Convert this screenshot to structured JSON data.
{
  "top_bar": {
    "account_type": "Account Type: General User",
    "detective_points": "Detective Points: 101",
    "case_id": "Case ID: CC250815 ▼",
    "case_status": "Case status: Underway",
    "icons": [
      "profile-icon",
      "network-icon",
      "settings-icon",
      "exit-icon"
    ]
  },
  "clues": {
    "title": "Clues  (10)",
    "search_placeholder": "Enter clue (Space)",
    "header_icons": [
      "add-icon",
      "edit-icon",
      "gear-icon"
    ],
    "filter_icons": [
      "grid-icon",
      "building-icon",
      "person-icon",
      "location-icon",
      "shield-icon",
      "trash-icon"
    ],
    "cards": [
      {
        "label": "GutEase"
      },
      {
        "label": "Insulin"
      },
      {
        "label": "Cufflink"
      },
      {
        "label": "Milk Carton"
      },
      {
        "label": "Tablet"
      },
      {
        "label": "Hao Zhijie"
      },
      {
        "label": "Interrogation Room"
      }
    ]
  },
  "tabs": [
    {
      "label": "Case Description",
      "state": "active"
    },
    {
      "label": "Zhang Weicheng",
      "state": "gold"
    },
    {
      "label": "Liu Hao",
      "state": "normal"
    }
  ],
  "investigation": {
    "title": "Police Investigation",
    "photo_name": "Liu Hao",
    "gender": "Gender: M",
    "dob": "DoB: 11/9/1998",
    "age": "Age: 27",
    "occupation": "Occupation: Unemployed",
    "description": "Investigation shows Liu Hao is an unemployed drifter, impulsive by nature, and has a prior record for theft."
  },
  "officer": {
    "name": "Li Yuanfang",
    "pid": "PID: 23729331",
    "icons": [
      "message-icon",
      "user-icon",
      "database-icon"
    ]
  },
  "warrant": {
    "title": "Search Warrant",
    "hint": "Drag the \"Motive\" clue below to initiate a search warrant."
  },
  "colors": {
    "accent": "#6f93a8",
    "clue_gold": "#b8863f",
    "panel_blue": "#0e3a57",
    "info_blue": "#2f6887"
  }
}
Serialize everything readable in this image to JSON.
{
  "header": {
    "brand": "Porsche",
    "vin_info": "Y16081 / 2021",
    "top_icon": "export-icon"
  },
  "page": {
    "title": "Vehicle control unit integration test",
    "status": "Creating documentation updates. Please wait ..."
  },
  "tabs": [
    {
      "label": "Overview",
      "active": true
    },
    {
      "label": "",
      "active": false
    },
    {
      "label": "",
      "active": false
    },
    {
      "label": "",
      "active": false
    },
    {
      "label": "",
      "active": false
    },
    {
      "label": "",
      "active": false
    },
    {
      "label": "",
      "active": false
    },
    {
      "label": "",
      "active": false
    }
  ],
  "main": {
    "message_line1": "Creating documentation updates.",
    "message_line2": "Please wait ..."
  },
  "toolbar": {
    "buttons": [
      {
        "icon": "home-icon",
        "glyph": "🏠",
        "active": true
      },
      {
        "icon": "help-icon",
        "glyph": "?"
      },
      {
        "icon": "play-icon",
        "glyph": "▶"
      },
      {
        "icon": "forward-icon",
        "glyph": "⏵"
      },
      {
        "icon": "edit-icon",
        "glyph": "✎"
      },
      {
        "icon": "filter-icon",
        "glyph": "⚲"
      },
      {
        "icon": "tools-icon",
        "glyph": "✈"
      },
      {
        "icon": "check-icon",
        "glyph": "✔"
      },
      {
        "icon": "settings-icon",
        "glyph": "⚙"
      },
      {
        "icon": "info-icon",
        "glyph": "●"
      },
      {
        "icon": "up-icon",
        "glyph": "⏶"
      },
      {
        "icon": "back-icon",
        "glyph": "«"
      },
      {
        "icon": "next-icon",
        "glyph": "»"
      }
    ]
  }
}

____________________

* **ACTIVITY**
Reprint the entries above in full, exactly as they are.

* **RESULT BELOW**
Convert this screenshot to structured JSON data.
{
  "top_bar": {
    "account_type": "Account Type: General User",
    "detective_points": "Detective Points: 101",
    "case_id": "Case ID: CC250815 ▼",
    "case_status": "Case status: Underway",
    "icons": [
      "profile-icon",
      "network-icon",
      "settings-icon",
      "exit-icon"
    ]
  },
  "clues": {
    "title": "Clues  (10)",
    "search_placeholder": "Enter clue (Space)",
    "header_icons": [
      "add-icon",
      "edit-icon",
      "gear-icon"
    ],
    "filter_icons": [
      "grid-icon",
      "building-icon",
      "person-icon",
      "location-icon",
      "shield-icon",
      "trash-icon"
    ],
    "cards": [
      {
        "label": "GutEase"
      },
      {
        "label": "Insulin"
      },
      {
        "label": "Cufflink"
      },
      {
        "label": "Milk Carton"
      },
      {
        "label": "Tablet"
      },
      {
        "label": "Hao Zhijie"
      },
      {
        "label": "Interrogation Room"
      }
    ]
  },
  "tabs": [
    {
      "label": "Case Description",
      "state": "active"
    },
    {
      "label": "Zhang Weicheng",
      "state": "gold"
    },
    {
      "label": "Liu Hao",
      "state": "normal"
    }
  ],
  "investigation": {
    "title": "Police Investigation",
    "photo_name": "Liu Hao",
    "gender": "Gender: M",
    "dob": "DoB: 11/9/1998",
    "age": "Age: 27",
    "occupation": "Occupation: Unemployed",
    "description": "Investigation shows Liu Hao is an unemployed drifter, impulsive by nature, and has a prior record for theft."
  },
  "officer": {
    "name": "Li Yuanfang",
    "pid": "PID: 23729331",
    "icons": [
      "message-icon",
      "user-icon",
      "database-icon"
    ]
  },
  "warrant": {
    "title": "Search Warrant",
    "hint": "Drag the \"Motive\" clue below to initiate a search warrant."
  },
  "colors": {
    "accent": "#6f93a8",
    "clue_gold": "#b8863f",
    "panel_blue": "#0e3a57",
    "info_blue": "#2f6887"
  }
}
Serialize everything readable in this image to JSON.
{
  "header": {
    "brand": "Porsche",
    "vin_info": "Y16081 / 2021",
    "top_icon": "export-icon"
  },
  "page": {
    "title": "Vehicle control unit integration test",
    "status": "Creating documentation updates. Please wait ..."
  },
  "tabs": [
    {
      "label": "Overview",
      "active": true
    },
    {
      "label": "",
      "active": false
    },
    {
      "label": "",
      "active": false
    },
    {
      "label": "",
      "active": false
    },
    {
      "label": "",
      "active": false
    },
    {
      "label": "",
      "active": false
    },
    {
      "label": "",
      "active": false
    },
    {
      "label": "",
      "active": false
    }
  ],
  "main": {
    "message_line1": "Creating documentation updates.",
    "message_line2": "Please wait ..."
  },
  "toolbar": {
    "buttons": [
      {
        "icon": "home-icon",
        "glyph": "🏠",
        "active": true
      },
      {
        "icon": "help-icon",
        "glyph": "?"
      },
      {
        "icon": "play-icon",
        "glyph": "▶"
      },
      {
        "icon": "forward-icon",
        "glyph": "⏵"
      },
      {
        "icon": "edit-icon",
        "glyph": "✎"
      },
      {
        "icon": "filter-icon",
        "glyph": "⚲"
      },
      {
        "icon": "tools-icon",
        "glyph": "✈"
      },
      {
        "icon": "check-icon",
        "glyph": "✔"
      },
      {
        "icon": "settings-icon",
        "glyph": "⚙"
      },
      {
        "icon": "info-icon",
        "glyph": "●"
      },
      {
        "icon": "up-icon",
        "glyph": "⏶"
      },
      {
        "icon": "back-icon",
        "glyph": "«"
      },
      {
        "icon": "next-icon",
        "glyph": "»"
      }
    ]
  }
}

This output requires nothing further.